The association released a report showing a a 95 percent decline in sales of full-calorie soft drinks to schools between fall 2004 and fall 2009.
"It's a brand new day in America's schools when it comes to beverages," said Susan Neely, president and CEO of the American Beverage Association, which represents Coca-Cola Co., PepsiCo Inc. and other major soft drink companies.
She attributed the decline to voluntary guidelines adopted by the industry in 2006 under an agreement with the Alliance for a Healthier Generation, a joint initiative of former President Bill Clinton's foundation and the American Heart Association.
Clinton, who hosted a news conference at his Harlem office, said he was "stunned" by the results.
"There's been a dramatic shift toward lower-calorie and more nutritious beverages in schools, including waters, 100 percent juices and portion-controlled sports drinks," Clinton said.

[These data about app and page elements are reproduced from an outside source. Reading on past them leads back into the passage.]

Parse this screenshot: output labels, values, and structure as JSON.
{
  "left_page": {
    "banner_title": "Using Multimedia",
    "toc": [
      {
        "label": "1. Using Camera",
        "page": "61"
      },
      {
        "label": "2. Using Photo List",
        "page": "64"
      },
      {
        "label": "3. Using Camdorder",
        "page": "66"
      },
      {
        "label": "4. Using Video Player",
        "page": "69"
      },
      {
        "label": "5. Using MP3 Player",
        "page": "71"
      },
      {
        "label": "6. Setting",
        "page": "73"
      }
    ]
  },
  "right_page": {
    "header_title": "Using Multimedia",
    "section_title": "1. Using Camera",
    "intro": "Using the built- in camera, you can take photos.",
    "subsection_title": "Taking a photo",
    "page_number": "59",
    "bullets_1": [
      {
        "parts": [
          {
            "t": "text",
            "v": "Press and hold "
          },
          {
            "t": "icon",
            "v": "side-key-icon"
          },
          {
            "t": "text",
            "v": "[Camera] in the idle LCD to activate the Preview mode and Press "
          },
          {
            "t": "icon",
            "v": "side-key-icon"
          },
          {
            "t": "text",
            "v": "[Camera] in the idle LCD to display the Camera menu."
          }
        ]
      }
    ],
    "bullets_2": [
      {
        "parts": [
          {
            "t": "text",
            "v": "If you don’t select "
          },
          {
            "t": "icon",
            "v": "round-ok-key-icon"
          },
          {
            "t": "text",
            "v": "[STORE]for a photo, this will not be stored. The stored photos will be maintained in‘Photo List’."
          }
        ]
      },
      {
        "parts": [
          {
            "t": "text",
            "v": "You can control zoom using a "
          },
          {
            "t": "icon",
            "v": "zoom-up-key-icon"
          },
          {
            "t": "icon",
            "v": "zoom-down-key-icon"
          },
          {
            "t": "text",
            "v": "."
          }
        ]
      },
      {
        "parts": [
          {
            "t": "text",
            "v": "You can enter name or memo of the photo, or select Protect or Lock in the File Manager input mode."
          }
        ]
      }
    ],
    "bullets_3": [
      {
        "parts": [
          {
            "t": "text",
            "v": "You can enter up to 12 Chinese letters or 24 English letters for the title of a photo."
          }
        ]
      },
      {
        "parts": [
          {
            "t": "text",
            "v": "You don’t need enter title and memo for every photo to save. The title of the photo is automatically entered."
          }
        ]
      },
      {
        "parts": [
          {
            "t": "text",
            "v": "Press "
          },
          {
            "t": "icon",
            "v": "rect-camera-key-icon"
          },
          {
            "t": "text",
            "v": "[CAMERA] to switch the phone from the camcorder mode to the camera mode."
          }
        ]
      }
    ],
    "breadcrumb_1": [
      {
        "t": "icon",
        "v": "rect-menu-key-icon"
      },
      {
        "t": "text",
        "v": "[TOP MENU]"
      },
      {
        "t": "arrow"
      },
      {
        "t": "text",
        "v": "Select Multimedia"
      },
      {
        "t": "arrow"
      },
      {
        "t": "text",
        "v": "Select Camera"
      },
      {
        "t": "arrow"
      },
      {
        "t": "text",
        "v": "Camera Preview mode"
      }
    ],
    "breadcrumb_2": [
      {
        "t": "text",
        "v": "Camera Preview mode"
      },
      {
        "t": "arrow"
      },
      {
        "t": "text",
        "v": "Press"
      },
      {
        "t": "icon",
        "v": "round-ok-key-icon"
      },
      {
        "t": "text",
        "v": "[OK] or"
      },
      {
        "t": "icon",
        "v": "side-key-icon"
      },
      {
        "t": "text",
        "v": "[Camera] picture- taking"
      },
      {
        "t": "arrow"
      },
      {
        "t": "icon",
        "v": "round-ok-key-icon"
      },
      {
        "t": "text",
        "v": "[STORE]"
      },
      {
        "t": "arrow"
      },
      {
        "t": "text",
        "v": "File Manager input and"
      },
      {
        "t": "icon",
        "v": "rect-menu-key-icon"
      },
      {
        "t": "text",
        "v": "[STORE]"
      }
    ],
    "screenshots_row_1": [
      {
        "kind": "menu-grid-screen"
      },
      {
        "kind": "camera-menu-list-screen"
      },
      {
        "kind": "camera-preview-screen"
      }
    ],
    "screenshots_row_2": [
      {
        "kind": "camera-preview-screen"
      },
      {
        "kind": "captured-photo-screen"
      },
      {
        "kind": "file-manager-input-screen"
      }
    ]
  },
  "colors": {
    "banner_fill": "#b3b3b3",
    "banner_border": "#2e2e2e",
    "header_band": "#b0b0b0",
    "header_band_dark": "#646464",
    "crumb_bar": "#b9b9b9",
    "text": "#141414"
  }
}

The guidelines that have been implemented over the last three years permit the sale of water, unsweetened juice and low-fat and nonfat milk, flavored and unflavored, in elementary and middle schools. Diet sodas and sports drinks can be sold in high schools.
But the report compiled by Keybridge Research LLC found that shipments of all beverages to schools fell 72 percent between 2004 and 2009.
Sales of bottled water including flavored and vitamin-fortified water declined the least, just 15 percent.
Neely said sales to schools represent less that 1 percent of the beverage industry's total sales.
The report on beverage consumption comes as first lady Michelle Obama is leading a campaign to combat childhood obesity and as New York City Mayor Michael Bloomberg is calling for a state tax on sugary soft drinks.
Clinton said it would be "dumb" for him to take a position on a soda tax. Neely said the industry opposes such a tax.
According to the National Health and Nutrition Examination Survey, one in three school-age children are overweight or obese. Childhood obesity has been linked to diabetes and other health problems.
Terry O'Toole, a health scientist at the federal Centers for Disease Control and Prevention, said the CDC's own numbers show a decline in soda consumption in high schools.
"Efforts to improve the school nutrition environment are working," he said.
But Barry Popkin, a professor of nutrition at the University of North Carolina at Chapel Hill, said change isn't happening fast enough.
Popkin said his research has found that overall consumption of sodas and sweetened fruit drinks by children aged 2 to 18 declined only slightly since the mid-1990s.
"Show me the changes," he said.